Napoli Conference

Rereading Sources and Scholarly Works
May 28th to May 30th 2012
University of Naples “L’Orientale”

The aim of this conference was to explore different issues of Ibadi theology from the early beginnings until the present day. It focused on the formative period of Ibadi theology, the transformation period and the theological discourse.The Ibadis are a moderate branch of Islam. At present they form the main part of the population in Oman, in the oases of Mzab in Algeria, of Zawara and Jabal Nafusa in Tripolitania, on the island of Jerba in Tunisia, while small groups are found on the island of Zanzibar and on the East African coast.

Ibadi Islam emerged in the early Islamic period and played a pivotal role in the development of Islamic law and theology. Today, it continues to be an influential force in the contemporary Middle East and North Africa. Despite its long history and its vitality, Ibadi Islam has often been misunderstood and remains little known.

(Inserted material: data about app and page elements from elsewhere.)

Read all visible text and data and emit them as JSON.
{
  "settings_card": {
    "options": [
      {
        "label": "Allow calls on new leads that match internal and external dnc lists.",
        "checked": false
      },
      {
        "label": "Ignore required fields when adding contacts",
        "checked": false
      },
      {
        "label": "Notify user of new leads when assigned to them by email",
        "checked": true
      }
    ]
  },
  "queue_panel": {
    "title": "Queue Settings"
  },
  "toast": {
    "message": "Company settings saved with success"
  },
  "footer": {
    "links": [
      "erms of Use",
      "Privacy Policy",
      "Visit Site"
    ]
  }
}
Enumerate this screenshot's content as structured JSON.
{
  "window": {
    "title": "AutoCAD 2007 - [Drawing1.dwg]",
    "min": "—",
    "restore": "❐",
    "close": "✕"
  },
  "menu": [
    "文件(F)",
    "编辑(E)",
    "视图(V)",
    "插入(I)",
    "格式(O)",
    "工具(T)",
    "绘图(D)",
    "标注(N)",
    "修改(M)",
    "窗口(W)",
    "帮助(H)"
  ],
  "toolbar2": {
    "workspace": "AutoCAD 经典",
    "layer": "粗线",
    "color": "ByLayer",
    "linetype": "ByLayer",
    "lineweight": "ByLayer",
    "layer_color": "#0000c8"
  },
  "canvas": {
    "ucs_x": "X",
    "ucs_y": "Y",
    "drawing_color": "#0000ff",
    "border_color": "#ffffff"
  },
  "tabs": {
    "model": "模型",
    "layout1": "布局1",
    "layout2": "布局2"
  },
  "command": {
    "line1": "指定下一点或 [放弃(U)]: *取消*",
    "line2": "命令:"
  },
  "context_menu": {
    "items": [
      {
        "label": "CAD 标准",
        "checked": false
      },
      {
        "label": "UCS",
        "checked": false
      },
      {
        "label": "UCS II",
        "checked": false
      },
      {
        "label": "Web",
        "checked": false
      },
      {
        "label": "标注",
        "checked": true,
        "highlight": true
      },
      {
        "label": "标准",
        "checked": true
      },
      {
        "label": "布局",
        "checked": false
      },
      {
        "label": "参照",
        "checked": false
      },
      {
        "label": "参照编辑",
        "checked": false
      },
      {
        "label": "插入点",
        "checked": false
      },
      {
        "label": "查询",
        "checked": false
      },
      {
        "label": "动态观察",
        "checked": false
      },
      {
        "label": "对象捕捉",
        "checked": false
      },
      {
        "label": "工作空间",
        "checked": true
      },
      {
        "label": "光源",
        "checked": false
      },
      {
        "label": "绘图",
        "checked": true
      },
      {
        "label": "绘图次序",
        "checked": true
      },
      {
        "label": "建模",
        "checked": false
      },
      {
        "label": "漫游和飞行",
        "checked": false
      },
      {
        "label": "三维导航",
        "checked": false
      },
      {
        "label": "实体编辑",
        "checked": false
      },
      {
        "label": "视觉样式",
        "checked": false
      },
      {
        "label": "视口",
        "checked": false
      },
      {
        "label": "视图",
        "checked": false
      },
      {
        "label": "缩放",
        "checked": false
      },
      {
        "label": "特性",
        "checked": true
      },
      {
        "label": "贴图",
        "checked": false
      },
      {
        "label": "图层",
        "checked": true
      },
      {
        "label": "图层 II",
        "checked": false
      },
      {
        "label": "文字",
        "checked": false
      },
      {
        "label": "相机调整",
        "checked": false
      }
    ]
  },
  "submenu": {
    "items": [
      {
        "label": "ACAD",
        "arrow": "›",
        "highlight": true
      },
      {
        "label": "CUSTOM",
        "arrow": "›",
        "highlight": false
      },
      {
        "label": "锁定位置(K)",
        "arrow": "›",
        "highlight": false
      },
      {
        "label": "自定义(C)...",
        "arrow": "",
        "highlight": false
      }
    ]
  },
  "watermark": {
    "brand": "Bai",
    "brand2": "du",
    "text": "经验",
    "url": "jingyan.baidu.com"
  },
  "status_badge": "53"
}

The conference aimed at redressing this gap by introducing the distinctive theological teachings of this influential Islamic school to a broad public, specialists and non-specialists alike.

Since the beginning of last century, Ibadi theology has attracted the attention of Italian scholars, most of them based at the University of Naples “L’Orientale”. The pivotal works by Carlo Alfonso Nallino, Laura Veccia Vaglieri, Mario Martino Moreno and Roberto Rubinacci opened the way for a better understanding of Ibadism, but interpretation still remains essentially open and Ibadi studies still deserve much more attention.

The history of Ibadism in the first six Islamic centuries is essential for understanding the evolution of both religious institutions and practical law in the Muslim world. The Ibadi doctrine may have originated among the eastern Ibadis in Basra and was transmitted thence to the West as a result of the intellectual contact between eastern and western Ibadis. Ignaz Goldziher and Carlo Alfonso Nallino pointed out a Mu’tazili origin for the early Ibadi doctrine whereas Montgomery Watt argued in the opposite direction. When and where such influence made itself felt is a question which has not yet been settled.

The conference dealed with a series of cases, from different periods and different sources: using an interdisciplinary approach, speakers addressed questions such as dogma and creed, conception of faith, theological controversies, reassessment of theological sources, the Ibadi “modernism” in last century Oman and North Africa.

Keynote speakers, who discussed crucial question concerning the Ibadi theological discourse and the construction of the Ibadi identity, opened the morning conference panels. A lively debate among all the speakers and experts in the field on the future of studies in Ibadism stood at its close.

The conference proceedings was entirely edited in a high-quality publication. An international scientific board was in charge of the conference organization, the selection of participants and the critical reading of the papers.

The conference was held under the auspices of the University of Naples “L’Orientale”. It was also supported by grants of theMax van Berchem Foundation (Geneva) and of the CRiSSMA (Research Centre on Southern System and Wider Mediterranean – Università Cattolica del Sacro Cuore, Milan).

Scientific Committee

  • Abdulrahman Al Salmi, Sultanate of Oman
  • Adam Gaiser, Florida University
  • Angeliki Ziaka, Aristotle University
  • Ersilia Francesca, University Orientale
  • Valerie Hoffman, Illinois Urbana-Champaign University
  • Yohei Kondo,Tokyo University